_Data records_:
---*---
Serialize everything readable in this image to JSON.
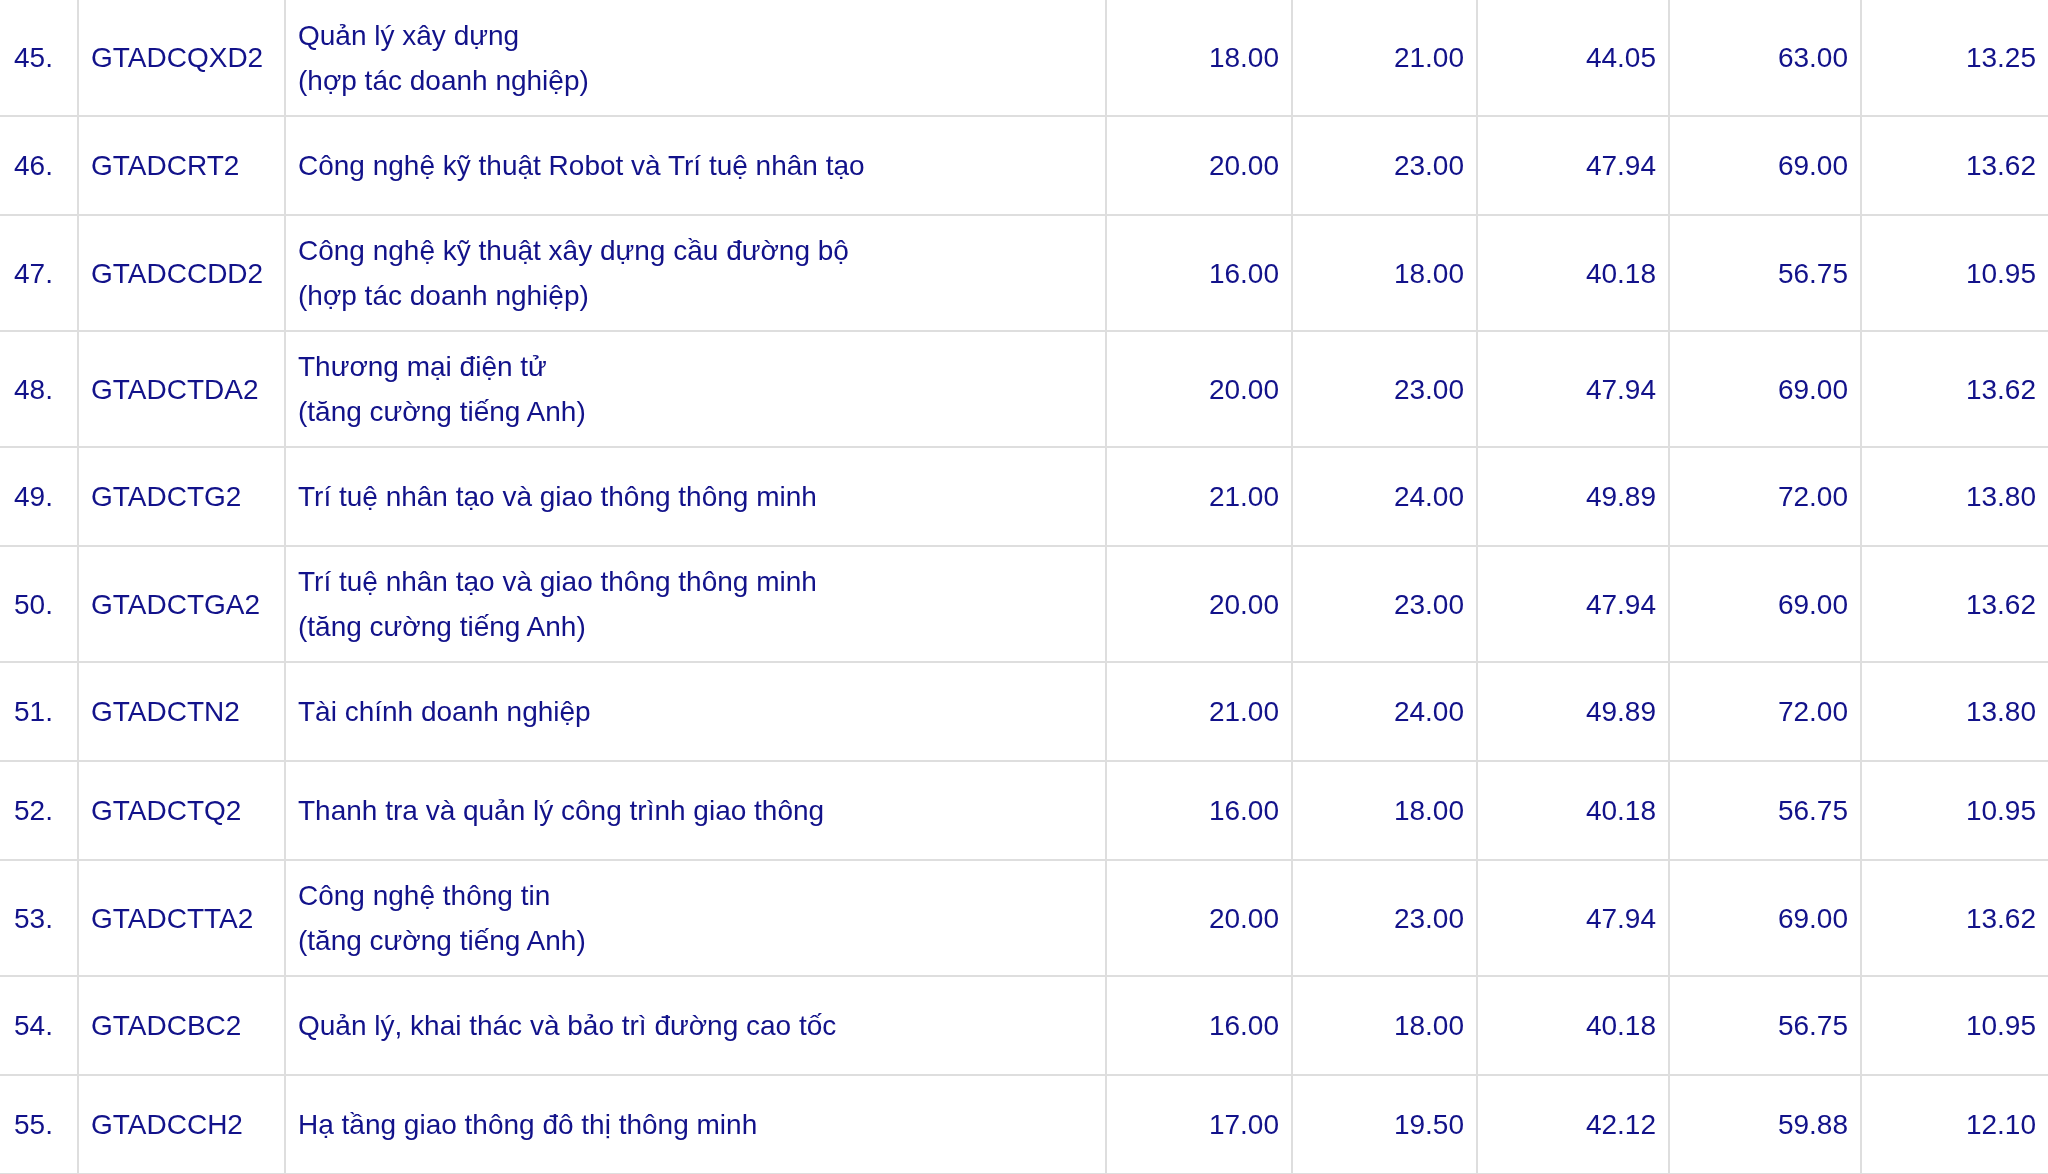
{
  "table": {
    "rows": [
      {
        "column_1": "45.",
        "column_2": "GTADCQXD2",
        "column_3": [
          "Quản lý xây dựng",
          "(hợp tác doanh nghiệp)"
        ],
        "column_4": "18.00",
        "column_5": "21.00",
        "column_6": "44.05",
        "column_7": "63.00",
        "column_8": "13.25"
      },
      {
        "column_1": "46.",
        "column_2": "GTADCRT2",
        "column_3": [
          "Công nghệ kỹ thuật Robot và Trí tuệ nhân tạo"
        ],
        "column_4": "20.00",
        "column_5": "23.00",
        "column_6": "47.94",
        "column_7": "69.00",
        "column_8": "13.62"
      },
      {
        "column_1": "47.",
        "column_2": "GTADCCDD2",
        "column_3": [
          "Công nghệ kỹ thuật xây dựng cầu đường bộ",
          "(hợp tác doanh nghiệp)"
        ],
        "column_4": "16.00",
        "column_5": "18.00",
        "column_6": "40.18",
        "column_7": "56.75",
        "column_8": "10.95"
      },
      {
        "column_1": "48.",
        "column_2": "GTADCTDA2",
        "column_3": [
          "Thương mại điện tử",
          "(tăng cường tiếng Anh)"
        ],
        "column_4": "20.00",
        "column_5": "23.00",
        "column_6": "47.94",
        "column_7": "69.00",
        "column_8": "13.62"
      },
      {
        "column_1": "49.",
        "column_2": "GTADCTG2",
        "column_3": [
          "Trí tuệ nhân tạo và giao thông thông minh"
        ],
        "column_4": "21.00",
        "column_5": "24.00",
        "column_6": "49.89",
        "column_7": "72.00",
        "column_8": "13.80"
      },
      {
        "column_1": "50.",
        "column_2": "GTADCTGA2",
        "column_3": [
          "Trí tuệ nhân tạo và giao thông thông minh",
          "(tăng cường tiếng Anh)"
        ],
        "column_4": "20.00",
        "column_5": "23.00",
        "column_6": "47.94",
        "column_7": "69.00",
        "column_8": "13.62"
      },
      {
        "column_1": "51.",
        "column_2": "GTADCTN2",
        "column_3": [
          "Tài chính doanh nghiệp"
        ],
        "column_4": "21.00",
        "column_5": "24.00",
        "column_6": "49.89",
        "column_7": "72.00",
        "column_8": "13.80"
      },
      {
        "column_1": "52.",
        "column_2": "GTADCTQ2",
        "column_3": [
          "Thanh tra và quản lý công trình giao thông"
        ],
        "column_4": "16.00",
        "column_5": "18.00",
        "column_6": "40.18",
        "column_7": "56.75",
        "column_8": "10.95"
      },
      {
        "column_1": "53.",
        "column_2": "GTADCTTA2",
        "column_3": [
          "Công nghệ thông tin",
          "(tăng cường tiếng Anh)"
        ],
        "column_4": "20.00",
        "column_5": "23.00",
        "column_6": "47.94",
        "column_7": "69.00",
        "column_8": "13.62"
      },
      {
        "column_1": "54.",
        "column_2": "GTADCBC2",
        "column_3": [
          "Quản lý, khai thác và bảo trì đường cao tốc"
        ],
        "column_4": "16.00",
        "column_5": "18.00",
        "column_6": "40.18",
        "column_7": "56.75",
        "column_8": "10.95"
      },
      {
        "column_1": "55.",
        "column_2": "GTADCCH2",
        "column_3": [
          "Hạ tầng giao thông đô thị thông minh"
        ],
        "column_4": "17.00",
        "column_5": "19.50",
        "column_6": "42.12",
        "column_7": "59.88",
        "column_8": "12.10"
      }
    ]
  }
}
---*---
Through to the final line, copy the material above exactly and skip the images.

_Written solution_:
Serialize everything readable in this image to JSON.
{
  "table": {
    "rows": [
      {
        "column_1": "45.",
        "column_2": "GTADCQXD2",
        "column_3": [
          "Quản lý xây dựng",
          "(hợp tác doanh nghiệp)"
        ],
        "column_4": "18.00",
        "column_5": "21.00",
        "column_6": "44.05",
        "column_7": "63.00",
        "column_8": "13.25"
      },
      {
        "column_1": "46.",
        "column_2": "GTADCRT2",
        "column_3": [
          "Công nghệ kỹ thuật Robot và Trí tuệ nhân tạo"
        ],
        "column_4": "20.00",
        "column_5": "23.00",
        "column_6": "47.94",
        "column_7": "69.00",
        "column_8": "13.62"
      },
      {
        "column_1": "47.",
        "column_2": "GTADCCDD2",
        "column_3": [
          "Công nghệ kỹ thuật xây dựng cầu đường bộ",
          "(hợp tác doanh nghiệp)"
        ],
        "column_4": "16.00",
        "column_5": "18.00",
        "column_6": "40.18",
        "column_7": "56.75",
        "column_8": "10.95"
      },
      {
        "column_1": "48.",
        "column_2": "GTADCTDA2",
        "column_3": [
          "Thương mại điện tử",
          "(tăng cường tiếng Anh)"
        ],
        "column_4": "20.00",
        "column_5": "23.00",
        "column_6": "47.94",
        "column_7": "69.00",
        "column_8": "13.62"
      },
      {
        "column_1": "49.",
        "column_2": "GTADCTG2",
        "column_3": [
          "Trí tuệ nhân tạo và giao thông thông minh"
        ],
        "column_4": "21.00",
        "column_5": "24.00",
        "column_6": "49.89",
        "column_7": "72.00",
        "column_8": "13.80"
      },
      {
        "column_1": "50.",
        "column_2": "GTADCTGA2",
        "column_3": [
          "Trí tuệ nhân tạo và giao thông thông minh",
          "(tăng cường tiếng Anh)"
        ],
        "column_4": "20.00",
        "column_5": "23.00",
        "column_6": "47.94",
        "column_7": "69.00",
        "column_8": "13.62"
      },
      {
        "column_1": "51.",
        "column_2": "GTADCTN2",
        "column_3": [
          "Tài chính doanh nghiệp"
        ],
        "column_4": "21.00",
        "column_5": "24.00",
        "column_6": "49.89",
        "column_7": "72.00",
        "column_8": "13.80"
      },
      {
        "column_1": "52.",
        "column_2": "GTADCTQ2",
        "column_3": [
          "Thanh tra và quản lý công trình giao thông"
        ],
        "column_4": "16.00",
        "column_5": "18.00",
        "column_6": "40.18",
        "column_7": "56.75",
        "column_8": "10.95"
      },
      {
        "column_1": "53.",
        "column_2": "GTADCTTA2",
        "column_3": [
          "Công nghệ thông tin",
          "(tăng cường tiếng Anh)"
        ],
        "column_4": "20.00",
        "column_5": "23.00",
        "column_6": "47.94",
        "column_7": "69.00",
        "column_8": "13.62"
      },
      {
        "column_1": "54.",
        "column_2": "GTADCBC2",
        "column_3": [
          "Quản lý, khai thác và bảo trì đường cao tốc"
        ],
        "column_4": "16.00",
        "column_5": "18.00",
        "column_6": "40.18",
        "column_7": "56.75",
        "column_8": "10.95"
      },
      {
        "column_1": "55.",
        "column_2": "GTADCCH2",
        "column_3": [
          "Hạ tầng giao thông đô thị thông minh"
        ],
        "column_4": "17.00",
        "column_5": "19.50",
        "column_6": "42.12",
        "column_7": "59.88",
        "column_8": "12.10"
      }
    ]
  }
}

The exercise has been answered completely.